We know that Polanski pleaded guilty to sex with a minor, that Geimer has consistently said it was not consensual, and that as she cried in the car on the way home, Polanski asked her not to tell her mother. We also know that when he thought the judge was going to renege on a plea bargain, Polanski flew to France, fearing a long jail term (where he was often, provocatively, photographed with beautiful actress Nastassja Kinski, whom he had started dating when she was 15). It is this weakness, this decision to flee, and not seek a retrial, which has meant both Polanski and Geimer have not been able to live without constant questioning and pursuit for three decades.

In 1978, Geimer was stalked by photographers daily, accused of lying, and called promiscuous. She called it hell. Her underpants were admitted as evidence. She said she was happy to accept a light sentence for her assailant if it could be dealt with quickly. Then Polanski fled. She went on to sue him in a civil suit in 1988, which was settled out of court.
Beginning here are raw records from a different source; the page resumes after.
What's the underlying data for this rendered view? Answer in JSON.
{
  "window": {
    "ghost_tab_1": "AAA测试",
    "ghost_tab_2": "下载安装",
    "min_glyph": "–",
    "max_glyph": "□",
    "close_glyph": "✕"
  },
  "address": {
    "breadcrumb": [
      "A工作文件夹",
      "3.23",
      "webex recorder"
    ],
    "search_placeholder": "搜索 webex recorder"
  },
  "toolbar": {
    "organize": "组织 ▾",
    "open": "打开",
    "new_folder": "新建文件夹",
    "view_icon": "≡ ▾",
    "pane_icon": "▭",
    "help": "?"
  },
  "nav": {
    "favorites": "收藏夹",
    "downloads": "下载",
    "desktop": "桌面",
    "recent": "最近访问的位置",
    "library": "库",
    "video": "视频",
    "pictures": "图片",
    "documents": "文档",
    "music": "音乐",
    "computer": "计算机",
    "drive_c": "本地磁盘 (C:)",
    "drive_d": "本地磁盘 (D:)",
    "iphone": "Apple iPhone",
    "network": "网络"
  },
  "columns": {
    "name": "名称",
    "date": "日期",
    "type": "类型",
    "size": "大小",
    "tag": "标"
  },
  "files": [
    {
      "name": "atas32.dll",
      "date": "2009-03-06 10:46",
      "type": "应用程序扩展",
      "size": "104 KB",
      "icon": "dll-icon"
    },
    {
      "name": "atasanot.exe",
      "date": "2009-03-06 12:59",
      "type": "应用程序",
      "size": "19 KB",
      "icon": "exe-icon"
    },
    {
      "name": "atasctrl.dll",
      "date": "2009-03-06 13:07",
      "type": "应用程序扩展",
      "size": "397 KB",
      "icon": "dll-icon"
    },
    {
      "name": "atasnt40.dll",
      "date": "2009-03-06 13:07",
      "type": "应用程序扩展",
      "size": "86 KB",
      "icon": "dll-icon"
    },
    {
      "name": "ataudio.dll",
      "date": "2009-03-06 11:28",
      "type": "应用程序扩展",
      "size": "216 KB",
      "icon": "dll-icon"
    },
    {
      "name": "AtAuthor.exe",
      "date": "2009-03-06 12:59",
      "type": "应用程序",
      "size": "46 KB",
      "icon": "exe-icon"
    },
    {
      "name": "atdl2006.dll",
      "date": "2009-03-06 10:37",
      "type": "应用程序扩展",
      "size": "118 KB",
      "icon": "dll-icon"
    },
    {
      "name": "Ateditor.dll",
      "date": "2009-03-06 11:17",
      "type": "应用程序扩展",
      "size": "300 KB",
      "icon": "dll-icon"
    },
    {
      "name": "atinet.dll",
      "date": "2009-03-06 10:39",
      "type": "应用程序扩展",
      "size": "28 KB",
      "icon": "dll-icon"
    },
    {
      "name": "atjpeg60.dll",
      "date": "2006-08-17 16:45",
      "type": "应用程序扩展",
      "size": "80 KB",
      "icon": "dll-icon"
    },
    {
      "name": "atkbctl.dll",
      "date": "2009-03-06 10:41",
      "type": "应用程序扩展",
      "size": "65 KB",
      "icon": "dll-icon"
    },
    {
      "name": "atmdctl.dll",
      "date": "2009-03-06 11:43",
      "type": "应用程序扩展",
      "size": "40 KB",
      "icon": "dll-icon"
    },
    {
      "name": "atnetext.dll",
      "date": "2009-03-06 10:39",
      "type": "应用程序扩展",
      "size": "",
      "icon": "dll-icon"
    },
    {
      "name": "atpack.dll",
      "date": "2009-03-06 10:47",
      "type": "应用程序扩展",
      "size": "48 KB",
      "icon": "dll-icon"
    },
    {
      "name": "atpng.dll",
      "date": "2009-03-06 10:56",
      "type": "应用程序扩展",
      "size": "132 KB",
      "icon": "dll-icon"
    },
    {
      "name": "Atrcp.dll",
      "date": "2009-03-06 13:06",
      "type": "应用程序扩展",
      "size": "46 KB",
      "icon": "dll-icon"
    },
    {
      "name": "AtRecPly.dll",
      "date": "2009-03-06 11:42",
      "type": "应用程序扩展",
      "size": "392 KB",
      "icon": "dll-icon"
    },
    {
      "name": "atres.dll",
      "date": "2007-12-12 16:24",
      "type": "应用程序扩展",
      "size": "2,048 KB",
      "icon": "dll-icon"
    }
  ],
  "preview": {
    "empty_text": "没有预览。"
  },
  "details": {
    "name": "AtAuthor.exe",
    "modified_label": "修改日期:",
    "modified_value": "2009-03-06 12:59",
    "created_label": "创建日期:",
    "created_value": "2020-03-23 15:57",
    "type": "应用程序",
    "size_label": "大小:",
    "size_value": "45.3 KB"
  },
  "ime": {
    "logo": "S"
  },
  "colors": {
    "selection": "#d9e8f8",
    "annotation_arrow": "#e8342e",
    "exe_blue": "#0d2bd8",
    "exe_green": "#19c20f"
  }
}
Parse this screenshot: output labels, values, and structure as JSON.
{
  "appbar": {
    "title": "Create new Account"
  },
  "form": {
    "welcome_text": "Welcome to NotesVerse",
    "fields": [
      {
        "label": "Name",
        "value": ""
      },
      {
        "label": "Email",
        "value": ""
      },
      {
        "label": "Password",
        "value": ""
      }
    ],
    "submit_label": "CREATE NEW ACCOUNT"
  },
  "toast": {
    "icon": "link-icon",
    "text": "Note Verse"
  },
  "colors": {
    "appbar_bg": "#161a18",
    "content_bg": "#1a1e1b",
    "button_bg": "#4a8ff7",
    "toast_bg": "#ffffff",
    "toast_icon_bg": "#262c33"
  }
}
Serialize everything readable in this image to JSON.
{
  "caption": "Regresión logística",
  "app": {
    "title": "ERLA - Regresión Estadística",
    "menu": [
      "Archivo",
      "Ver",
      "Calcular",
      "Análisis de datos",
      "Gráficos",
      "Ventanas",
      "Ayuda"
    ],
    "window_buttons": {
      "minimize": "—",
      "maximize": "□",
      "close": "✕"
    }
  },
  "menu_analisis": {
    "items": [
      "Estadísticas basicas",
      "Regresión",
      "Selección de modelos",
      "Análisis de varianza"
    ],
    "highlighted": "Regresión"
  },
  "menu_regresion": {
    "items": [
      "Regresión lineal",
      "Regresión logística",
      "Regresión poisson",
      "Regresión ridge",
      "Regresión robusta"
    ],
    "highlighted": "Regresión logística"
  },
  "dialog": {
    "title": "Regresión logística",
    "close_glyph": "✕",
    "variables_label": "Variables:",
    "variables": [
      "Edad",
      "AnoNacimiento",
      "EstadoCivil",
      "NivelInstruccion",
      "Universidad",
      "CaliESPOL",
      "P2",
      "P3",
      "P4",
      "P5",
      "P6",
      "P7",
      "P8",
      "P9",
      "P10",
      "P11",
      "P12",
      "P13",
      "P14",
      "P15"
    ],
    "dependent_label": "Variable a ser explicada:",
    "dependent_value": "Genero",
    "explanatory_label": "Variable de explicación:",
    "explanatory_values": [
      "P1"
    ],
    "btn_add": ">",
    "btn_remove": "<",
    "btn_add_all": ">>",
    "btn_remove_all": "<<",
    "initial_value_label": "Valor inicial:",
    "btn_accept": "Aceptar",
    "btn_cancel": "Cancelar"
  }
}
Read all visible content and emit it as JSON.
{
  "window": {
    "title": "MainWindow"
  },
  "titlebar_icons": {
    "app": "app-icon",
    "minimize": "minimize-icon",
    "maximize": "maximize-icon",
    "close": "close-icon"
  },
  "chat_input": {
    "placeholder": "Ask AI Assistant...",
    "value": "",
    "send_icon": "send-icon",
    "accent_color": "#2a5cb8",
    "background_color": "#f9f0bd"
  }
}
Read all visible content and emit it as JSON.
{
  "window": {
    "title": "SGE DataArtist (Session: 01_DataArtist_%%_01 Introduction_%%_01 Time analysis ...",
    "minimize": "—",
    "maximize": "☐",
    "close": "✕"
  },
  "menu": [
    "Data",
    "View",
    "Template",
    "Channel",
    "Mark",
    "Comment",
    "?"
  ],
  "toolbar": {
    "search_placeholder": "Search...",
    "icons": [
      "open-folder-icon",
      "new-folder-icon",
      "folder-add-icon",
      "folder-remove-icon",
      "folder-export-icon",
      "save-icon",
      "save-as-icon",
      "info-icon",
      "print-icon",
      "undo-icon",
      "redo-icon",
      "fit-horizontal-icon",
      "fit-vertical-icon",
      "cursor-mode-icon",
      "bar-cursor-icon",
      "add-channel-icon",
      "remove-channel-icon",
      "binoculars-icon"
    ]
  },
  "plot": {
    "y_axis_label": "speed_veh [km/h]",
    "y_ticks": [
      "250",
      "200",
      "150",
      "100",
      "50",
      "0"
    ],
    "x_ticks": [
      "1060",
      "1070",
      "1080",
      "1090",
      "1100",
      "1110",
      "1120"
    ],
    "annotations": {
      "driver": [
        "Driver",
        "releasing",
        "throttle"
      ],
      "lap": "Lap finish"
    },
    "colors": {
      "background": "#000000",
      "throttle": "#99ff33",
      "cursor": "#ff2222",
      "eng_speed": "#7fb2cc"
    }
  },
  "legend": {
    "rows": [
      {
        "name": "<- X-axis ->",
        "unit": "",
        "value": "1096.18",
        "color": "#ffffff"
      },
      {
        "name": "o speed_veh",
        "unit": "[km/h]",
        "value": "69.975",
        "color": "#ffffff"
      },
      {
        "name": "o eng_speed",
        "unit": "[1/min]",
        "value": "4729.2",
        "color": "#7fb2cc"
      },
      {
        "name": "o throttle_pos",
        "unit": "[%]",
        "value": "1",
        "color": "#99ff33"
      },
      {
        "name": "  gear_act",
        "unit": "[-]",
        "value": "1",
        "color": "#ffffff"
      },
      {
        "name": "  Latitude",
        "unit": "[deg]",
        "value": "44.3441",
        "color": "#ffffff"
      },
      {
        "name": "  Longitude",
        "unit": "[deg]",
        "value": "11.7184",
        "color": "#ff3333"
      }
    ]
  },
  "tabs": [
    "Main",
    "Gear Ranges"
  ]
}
Then, in 1997, Geimer publicly forgave him, saying she had not just survived damage caused by Polanski, but prevailed.

In 2003, Geimer told Larry King: "I got over it a long time ago. I wasn't prepared to carry a lot of bad feelings with me and further damage my life and continue the trauma of all of it. And today he's a stranger to me." What has made her angry, she said, was being "forced to continually tell this story. It was like what happened wasn't bad enough, now we've got to go through it every single day of my life."

According to the National Women's Study, 13 percent of adult women have been victims of completed rape during their lifetime. One in four were sexually victimized as children (meaning unwanted sexual touch or intercourse), and almost one in five men, says Dr. Desmond Runyan, professor of social medicine and pediatrics at the University of North Carolina. We know that rape victims are more likely to suffer from alcoholism, depression, eating disorders, and further abuse, but Geimer also shows that it is possible to recover. Dr. Runyan, has been conducting a fascinating longitudinal study of maltreated or at-risk children since 1990. He has found that the most significant factor in determining the ability of a child rape victim to recover was the attitude of their mothers. When they believe, support, and champion their children, they stand in good stead. When they call them liars or compete with them, their chances of recovery are slim. (It also helps to have a high IQ, and strong relationships with adults in their families, churches, and neighborhoods. Those who have fathers in their home are also mentally stronger and less likely to be abused.)

I don't know if Geimer—whose mother was fiercely protective, if absent on that fateful day—is demonstrating grace, kindness, or sheer fatigue. Since age 13, she has only asked that the case be resolved and she be left alone. Forgiveness is a sign of strength. But her desire for an end should not be confused with the law. Even Foxx, who said he would prefer to take matters into his own hands, told Parade magazine, "I wouldn't want anyone else to follow that because you should let the justice system work it out." What I do know is that if we want Geimer to truly be able to move on—and if we don't believe raping a child is a dandy way to spend an afternoon—Polanski must be brought back to the United States.